▶ Given records:
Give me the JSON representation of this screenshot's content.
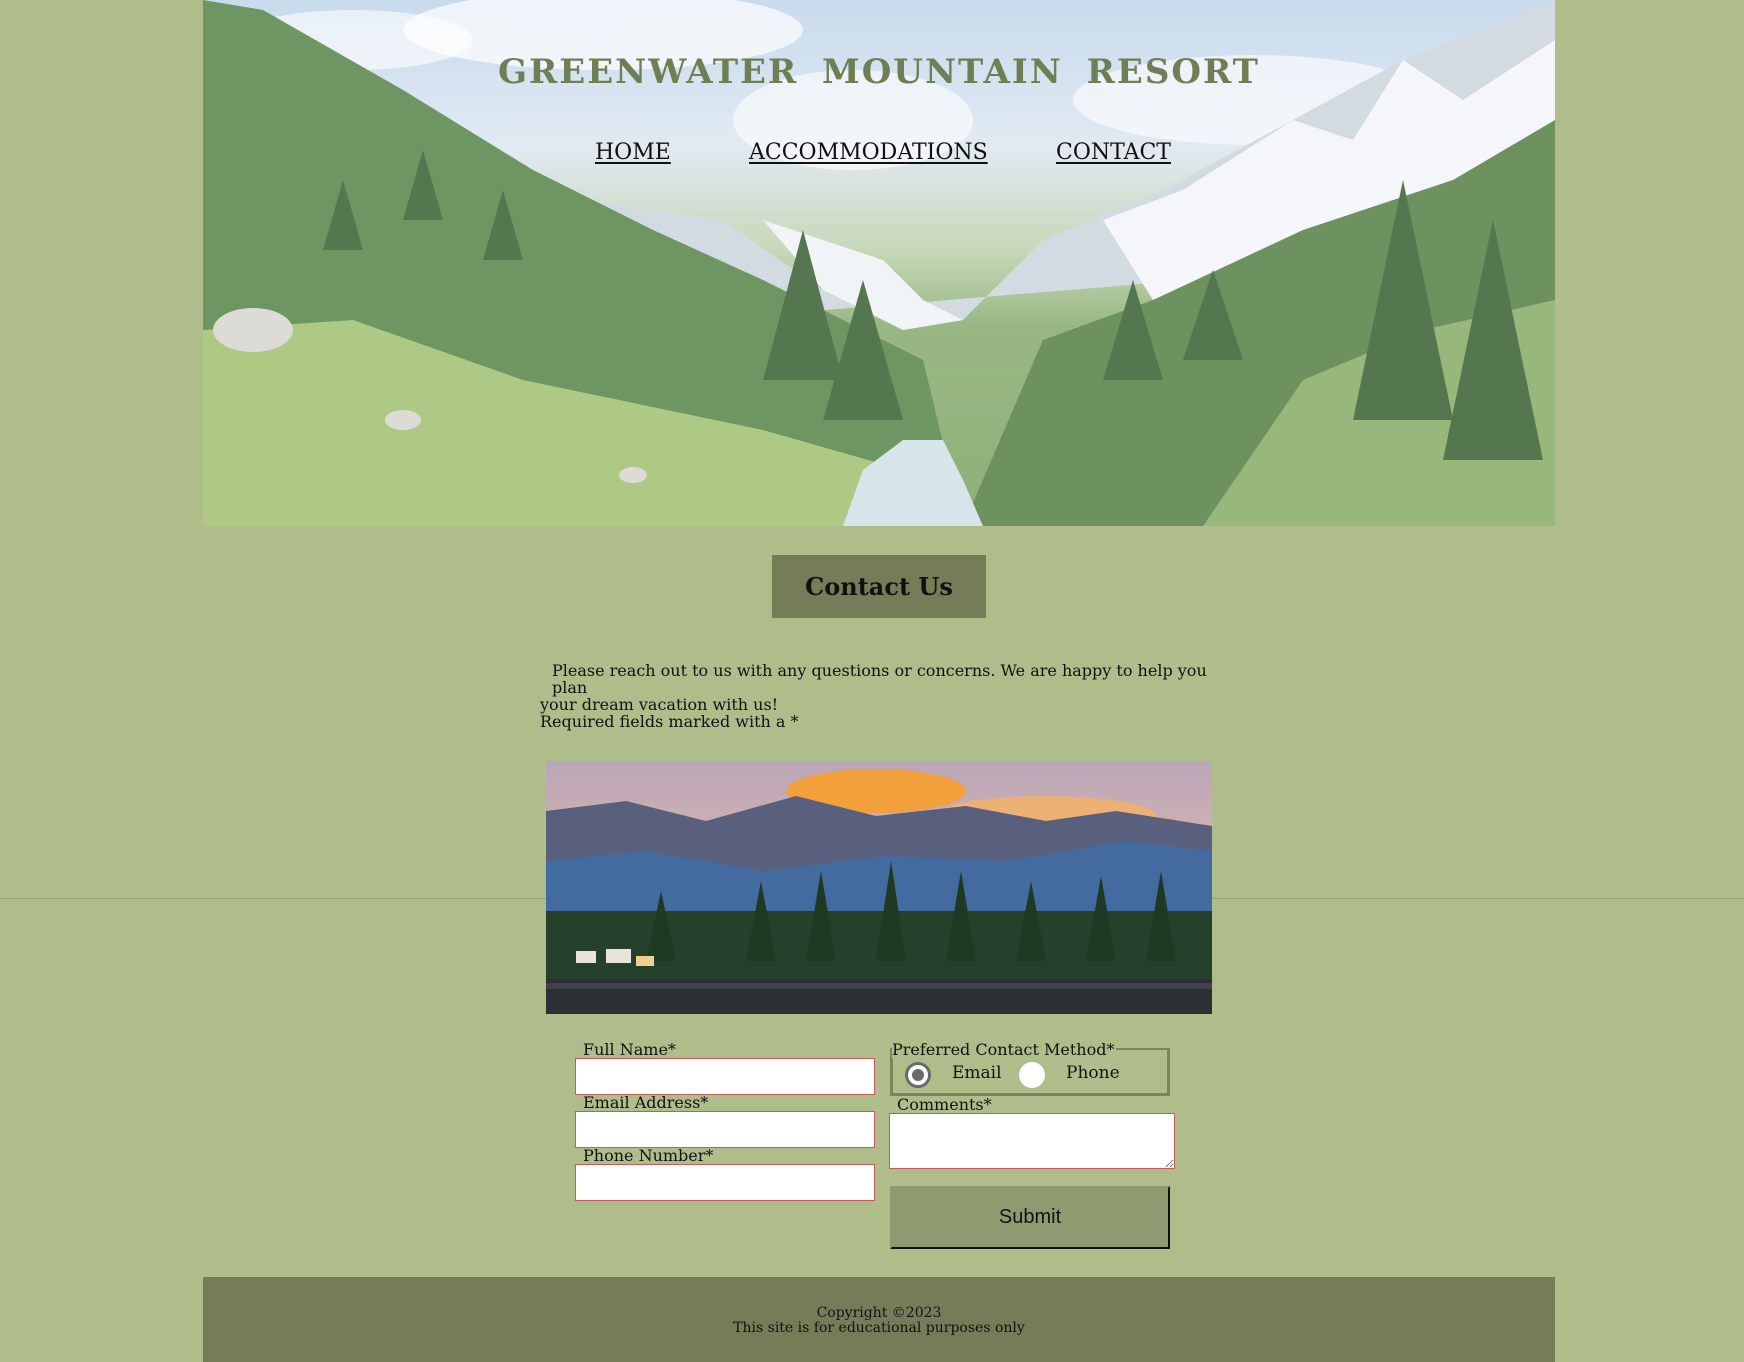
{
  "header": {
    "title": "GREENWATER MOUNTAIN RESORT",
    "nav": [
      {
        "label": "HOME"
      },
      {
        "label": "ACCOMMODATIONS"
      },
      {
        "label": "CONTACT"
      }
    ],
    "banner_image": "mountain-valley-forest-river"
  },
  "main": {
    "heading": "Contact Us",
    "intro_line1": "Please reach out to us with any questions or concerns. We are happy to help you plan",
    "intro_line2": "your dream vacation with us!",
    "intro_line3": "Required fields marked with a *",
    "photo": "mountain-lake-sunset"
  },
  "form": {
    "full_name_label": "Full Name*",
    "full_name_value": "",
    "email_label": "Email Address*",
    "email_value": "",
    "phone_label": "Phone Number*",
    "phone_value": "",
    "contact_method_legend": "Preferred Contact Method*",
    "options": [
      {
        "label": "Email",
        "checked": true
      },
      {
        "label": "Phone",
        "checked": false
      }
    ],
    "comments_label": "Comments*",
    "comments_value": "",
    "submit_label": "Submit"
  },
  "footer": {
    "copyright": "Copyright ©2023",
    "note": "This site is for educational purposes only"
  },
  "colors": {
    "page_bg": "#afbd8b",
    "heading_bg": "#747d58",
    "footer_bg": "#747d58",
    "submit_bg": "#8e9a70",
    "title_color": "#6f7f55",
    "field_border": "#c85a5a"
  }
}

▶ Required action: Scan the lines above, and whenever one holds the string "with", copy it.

▶ Solution to the problem:
    "intro_line1": "Please reach out to us with any questions or concerns. We are happy to help you plan",
    "intro_line2": "your dream vacation with us!",
    "intro_line3": "Required fields marked with a *",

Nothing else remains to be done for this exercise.